First, could you introduce us to yourself, and your work?
I’m from Calgary, living in Toronto by way of Halifax where I just completed my MFA at NSCAD University a few months ago. I work with an array of diverse media to investigate the relationship between art and everyday life, and explore the performative possibilities of everyday circumstances. I really like collecting the ‘poor things’ of culture that end up in thrift shops such as animal figurines and landscape paintings, and finding new ways to represent and celebrate them. I make and accumulate drawings, sculpture, textiles, photographs, and performance, and often combine and recombine these elements in various formations for different purposes. Often what ties the works together are strategies of DIY optimism and ‘Fake it til you Make it’, and the continual focus on themes surrounding gender, art history, Canadiana, and non-human nature. My favourite Torontonian is Margaret Atwood and my favourite emotion is laughter through tears.
What initially drew you to starting the Canadian Woodlands Survival Unit project?
I was wondering whether surviving in the woods would be a useful metaphor for surviving as an artist in Canada today. I have concerns about the increasingly uncertain and marginalized position of the Canadian artist under a Conservative Government, and have long been aware of Margaret Atwood’s book Survival: a Thematic Guide to Canadian Literature (1972), where she claims that “survival, plain and simple” has been a central and enduring metaphor of Canadian cultural identity, and that “Canadian authors spend a disproportionate amount of time making sure that their heroes die or fail”. Failure is especially close to the heart of an artist, I think, as we spend so much time doing a seemingly useless activity that yields next to no obvious (read: financial) success for the most part, yet we obstinately keep on rubbing sticks together in the hopes that some kind of fire will start and keep at least our own hands warm. Is this too depressing? Sorry, I really do love being an artist!
When completing a project, do you find you move through different mediums intuitively, working towards your final expression for the project, or, do you start a new work with a firm idea of the end result in mind?

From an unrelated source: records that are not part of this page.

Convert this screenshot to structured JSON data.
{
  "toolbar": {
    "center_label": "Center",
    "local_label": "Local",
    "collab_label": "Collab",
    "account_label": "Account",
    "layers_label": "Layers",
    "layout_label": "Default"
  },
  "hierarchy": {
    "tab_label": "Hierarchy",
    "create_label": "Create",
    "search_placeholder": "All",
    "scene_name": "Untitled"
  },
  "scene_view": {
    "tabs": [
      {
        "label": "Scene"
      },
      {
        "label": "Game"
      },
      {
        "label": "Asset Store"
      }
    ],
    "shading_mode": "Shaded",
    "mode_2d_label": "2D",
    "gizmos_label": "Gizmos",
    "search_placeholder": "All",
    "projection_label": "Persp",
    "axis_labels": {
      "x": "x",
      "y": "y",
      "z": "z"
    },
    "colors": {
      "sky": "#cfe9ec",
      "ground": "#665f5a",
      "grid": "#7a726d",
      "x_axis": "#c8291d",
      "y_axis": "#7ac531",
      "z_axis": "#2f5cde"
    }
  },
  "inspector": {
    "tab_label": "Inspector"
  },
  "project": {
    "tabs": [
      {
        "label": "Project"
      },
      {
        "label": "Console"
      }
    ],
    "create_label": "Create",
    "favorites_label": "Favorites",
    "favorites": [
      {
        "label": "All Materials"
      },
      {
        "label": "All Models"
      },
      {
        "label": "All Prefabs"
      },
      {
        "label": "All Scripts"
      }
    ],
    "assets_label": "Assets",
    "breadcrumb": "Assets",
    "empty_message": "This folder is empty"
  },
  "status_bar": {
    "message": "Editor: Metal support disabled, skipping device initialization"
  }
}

I have worked both ways before and as always, sometimes things work and sometimes they don’t, and I never really can predict why! I think my job as an artist is to do something that I don’t really know how to do, kind of like walking in the dark, and hope for a happy accident. That said, I work hard for those happy accidents by surrounding myself with materials, images, books, objects, ideas, etc that interest me and give me energy. I learn to listen to those things that I am drawn to, and I collect them and I stick them in my workspace, and I sit with them and I work with them and most of the results end up as by-product, and a little bit of it ends up as finished work.